once the ground posts are in place, it’s time to put on the bottom boards. some folks put the bottom boards on after they have put up the bows and installed the ridge pole, pulins, and hip board, but i like to put the bottom boards in first.
the reason is pretty simple, when you install the bows they tend to put a good amount of outward pressure on the ground posts, and if they aren’t linked together with bottom boards they will tend to push out more, and lose their square position.
bottom boards provide structure and also are where your plastic is connected, or your roll up sides rest depending on yr setup. bottom boards also help to keep excessive water from coming into the house, and soil from washing out.
if the ground you are working on is not level, start working on the higher end. if you are working with eight foot lengths of material you will need to cut the first bottom board you lay out so it is only 6 foot long, and makes it half way between two posts (no matter what length of material you are working with you will want it be laid out so the connection of boards happens between posts). with the extra two feet of material, cut that into six inch pieces that will be used to join the bottom boards together.
lay yr first board out and make sure it is level and then attach it to the corner post. some systems use carriage bolts, but we used pipe straps and self taping screws. screw the pipe strap to the bottom board and then run a self taping screw threw the strap into the bottom board.
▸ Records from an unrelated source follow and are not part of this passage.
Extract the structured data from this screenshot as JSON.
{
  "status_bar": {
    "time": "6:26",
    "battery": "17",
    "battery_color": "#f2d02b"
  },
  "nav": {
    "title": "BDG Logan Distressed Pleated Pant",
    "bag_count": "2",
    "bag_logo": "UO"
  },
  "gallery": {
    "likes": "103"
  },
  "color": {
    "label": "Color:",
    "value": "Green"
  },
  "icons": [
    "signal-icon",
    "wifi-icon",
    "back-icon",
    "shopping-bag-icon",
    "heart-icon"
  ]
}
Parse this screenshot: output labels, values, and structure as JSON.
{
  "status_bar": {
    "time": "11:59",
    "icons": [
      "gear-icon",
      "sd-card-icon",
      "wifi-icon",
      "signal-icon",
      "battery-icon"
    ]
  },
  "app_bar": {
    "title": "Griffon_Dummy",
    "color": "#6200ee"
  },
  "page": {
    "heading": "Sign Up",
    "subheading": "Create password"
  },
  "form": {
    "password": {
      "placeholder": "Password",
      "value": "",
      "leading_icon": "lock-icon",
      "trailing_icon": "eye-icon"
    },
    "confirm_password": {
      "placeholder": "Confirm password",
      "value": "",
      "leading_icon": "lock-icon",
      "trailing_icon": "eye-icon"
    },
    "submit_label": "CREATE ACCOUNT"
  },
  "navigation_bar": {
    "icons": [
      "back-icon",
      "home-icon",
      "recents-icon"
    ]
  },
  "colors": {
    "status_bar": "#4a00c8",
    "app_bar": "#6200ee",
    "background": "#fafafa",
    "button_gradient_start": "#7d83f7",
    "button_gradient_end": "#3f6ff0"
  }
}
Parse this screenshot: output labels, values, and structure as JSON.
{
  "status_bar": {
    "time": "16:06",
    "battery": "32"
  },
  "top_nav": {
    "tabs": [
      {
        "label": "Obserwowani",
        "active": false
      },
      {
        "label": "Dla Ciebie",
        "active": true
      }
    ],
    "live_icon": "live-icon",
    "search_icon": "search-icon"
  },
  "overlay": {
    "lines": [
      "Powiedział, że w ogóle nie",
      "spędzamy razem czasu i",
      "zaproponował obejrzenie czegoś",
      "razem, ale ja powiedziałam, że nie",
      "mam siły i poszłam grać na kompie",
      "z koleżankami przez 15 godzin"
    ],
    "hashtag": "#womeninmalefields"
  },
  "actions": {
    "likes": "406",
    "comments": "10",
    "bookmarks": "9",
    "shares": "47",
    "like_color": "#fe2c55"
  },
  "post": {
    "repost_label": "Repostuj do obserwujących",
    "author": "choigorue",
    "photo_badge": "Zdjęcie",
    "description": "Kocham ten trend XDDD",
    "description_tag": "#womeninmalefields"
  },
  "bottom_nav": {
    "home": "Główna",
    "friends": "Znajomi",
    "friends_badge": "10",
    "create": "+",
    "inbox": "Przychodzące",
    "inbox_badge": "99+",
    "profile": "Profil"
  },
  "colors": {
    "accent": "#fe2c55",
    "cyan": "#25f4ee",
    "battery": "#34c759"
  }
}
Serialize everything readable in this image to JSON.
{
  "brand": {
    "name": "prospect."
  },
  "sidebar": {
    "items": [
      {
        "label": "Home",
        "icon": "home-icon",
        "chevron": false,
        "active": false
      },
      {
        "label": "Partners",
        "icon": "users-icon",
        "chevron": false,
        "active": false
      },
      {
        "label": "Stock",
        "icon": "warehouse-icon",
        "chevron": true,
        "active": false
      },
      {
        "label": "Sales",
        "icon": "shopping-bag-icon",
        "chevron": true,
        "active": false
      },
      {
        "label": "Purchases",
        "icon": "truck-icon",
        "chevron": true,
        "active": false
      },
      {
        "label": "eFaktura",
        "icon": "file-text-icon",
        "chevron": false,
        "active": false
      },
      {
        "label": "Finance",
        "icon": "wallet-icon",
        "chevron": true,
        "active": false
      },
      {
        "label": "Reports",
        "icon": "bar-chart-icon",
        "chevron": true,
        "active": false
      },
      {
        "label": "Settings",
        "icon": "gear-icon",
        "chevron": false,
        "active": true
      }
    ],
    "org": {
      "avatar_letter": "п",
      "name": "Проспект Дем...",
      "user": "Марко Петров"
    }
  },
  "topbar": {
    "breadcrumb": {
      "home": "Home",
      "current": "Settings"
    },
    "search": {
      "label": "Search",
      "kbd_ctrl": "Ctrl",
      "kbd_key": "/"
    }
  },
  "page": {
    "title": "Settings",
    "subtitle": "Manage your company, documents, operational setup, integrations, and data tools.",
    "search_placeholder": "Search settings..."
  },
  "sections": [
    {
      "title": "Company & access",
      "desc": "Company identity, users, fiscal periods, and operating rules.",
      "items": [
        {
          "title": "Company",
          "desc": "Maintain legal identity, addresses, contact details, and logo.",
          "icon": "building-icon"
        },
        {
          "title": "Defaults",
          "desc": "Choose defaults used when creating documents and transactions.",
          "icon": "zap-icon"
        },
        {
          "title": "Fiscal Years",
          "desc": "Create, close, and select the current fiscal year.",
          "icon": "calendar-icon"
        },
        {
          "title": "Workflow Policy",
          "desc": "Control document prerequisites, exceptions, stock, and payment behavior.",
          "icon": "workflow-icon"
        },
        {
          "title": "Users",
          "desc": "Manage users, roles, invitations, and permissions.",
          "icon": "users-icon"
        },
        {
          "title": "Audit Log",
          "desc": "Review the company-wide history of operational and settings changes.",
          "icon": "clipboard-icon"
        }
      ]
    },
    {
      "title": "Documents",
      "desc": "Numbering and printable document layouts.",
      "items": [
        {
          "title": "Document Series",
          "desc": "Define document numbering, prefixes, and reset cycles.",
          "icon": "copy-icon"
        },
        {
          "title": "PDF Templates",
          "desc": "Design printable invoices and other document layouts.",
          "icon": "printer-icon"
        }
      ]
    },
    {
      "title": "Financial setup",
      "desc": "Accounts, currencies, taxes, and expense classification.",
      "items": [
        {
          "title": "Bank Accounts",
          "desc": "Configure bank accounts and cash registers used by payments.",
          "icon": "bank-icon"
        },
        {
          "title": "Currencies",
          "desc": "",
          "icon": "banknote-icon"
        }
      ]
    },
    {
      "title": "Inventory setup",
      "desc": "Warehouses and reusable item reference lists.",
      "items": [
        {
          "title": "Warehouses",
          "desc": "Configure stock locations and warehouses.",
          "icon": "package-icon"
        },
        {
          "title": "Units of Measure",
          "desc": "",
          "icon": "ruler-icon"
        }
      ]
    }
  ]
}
use one of the six inches pieces you cut to join the next bottom board to the one you have already attached. use outdoor deck screws so they don’t rust out. make sure you attached the wooden plate to the inside so it doesn’t interfere with the roll up side later on. level, attach to the next post and repeat.
keep this up until you get the the far end.
next step is putting up the bows, ridge pole, the hip boards – then it really starts feeling like you are doing something.